September 7, 2010
Attorney General of Virginia Ken Cuccinelli, has a history of being a very controversial political figure. He has filed a lawsuit challenging the constitutionality of the newest federal health care bill and challenged the Environmental Protection Agency’s regulation of fuel efficiency in cars and trucks. Most recently, Cuccinelli filed a lawsuit against Michael Mann, a prominent climate scientist who worked at the University of Virginia until 2005. The lawsuit alleged that Mann committed fraud by applying for federal grant money to conduct research on climate change. Last week a judge set Cuccinelli’s subpoena aside, stating that he had the right to investigate possible fraud in university grants, but that Cuccinelli’s subpoena failed to state a “reason to believe” that Mann had committed fraud. Another problem with the subpoena was that four out of the five grants Cuccinelli wished to investigate were federal grants, over which he does not have jurisdiction. Cuccinelli is a global warming skeptic. Several panels have investigated Mann’s data and have found no fraud of any kind; however, climate-change skeptics believe these panels are as corrupt and fraudulent as Mann himself. This controversey has the ability to change the type of research done in universities in Virginia.

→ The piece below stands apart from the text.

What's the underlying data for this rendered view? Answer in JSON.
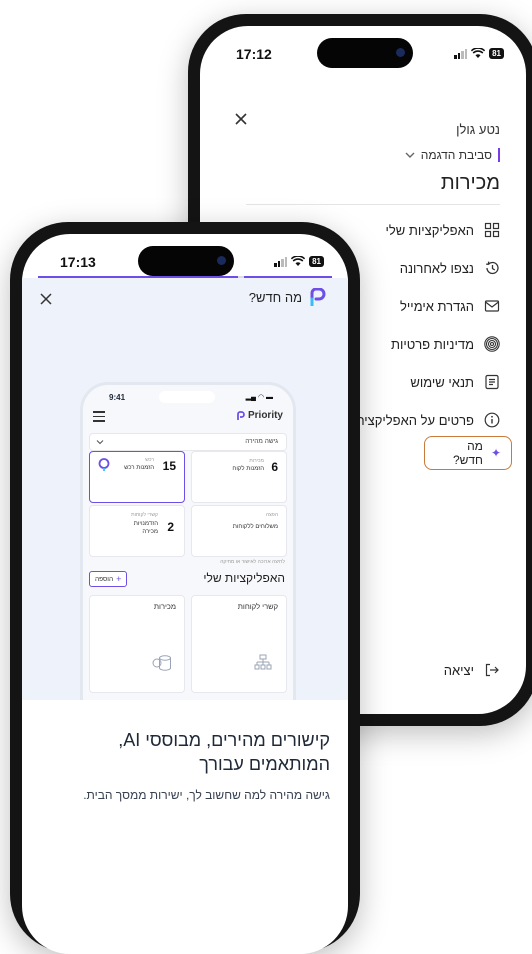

Cuccinelli’s lawsuit has done damage already; faculty members working in any of our public universities now have to think twice about conducting politically controversial research. This will also keep professors with significant credentials from pursuing jobs at Virginia’s great public universities. Academic freedom is cited often in defense of questionable scholarly behaviors, but this case strikes at the heart of why academic freedom is necessary. Academic scholars should be able to follow evidence and write about controversial issues without fearing political retaliation.
Not only does the lawsuit threaten to discourage possible professors from working at public universities, it also wastes taxpayers money. This is ironic because the Cuccinelli’s lawsuit is grounded in the accusation that Mann committed fraud. If Cuccinelli appeals to the U.S. Supreme Court, which is what will most likely happen, the case could eventually cost Virginia taxpayers between $250,000 and $500,000. With Virginia still recovering from the recession is it wise for the state to spend hundreds of thousands of dollars on a lawsuit that will most likely not result in any meaningful results?
Cucinelli’s lawsuit is based purely on political views and ambitions. It is clearly meant to intimidate academics at Virginia’s public universities. These types of witch-hunts are harmful to public universities and to the state of Virginia. Suing based on political motivations costs taxpayers money, the use of which is exactly what Republicans want to reduce. Controversial research is also often the most ground-breaking research and can help countless people with discoveries in health care and engineering. There is a long history of investigations and inquisitions of scientists whose research does not sit well with the political elite. Cuccinelli should let this issue fade away to save taxpayers money — and to avoid scaring away potential professors at our public universities.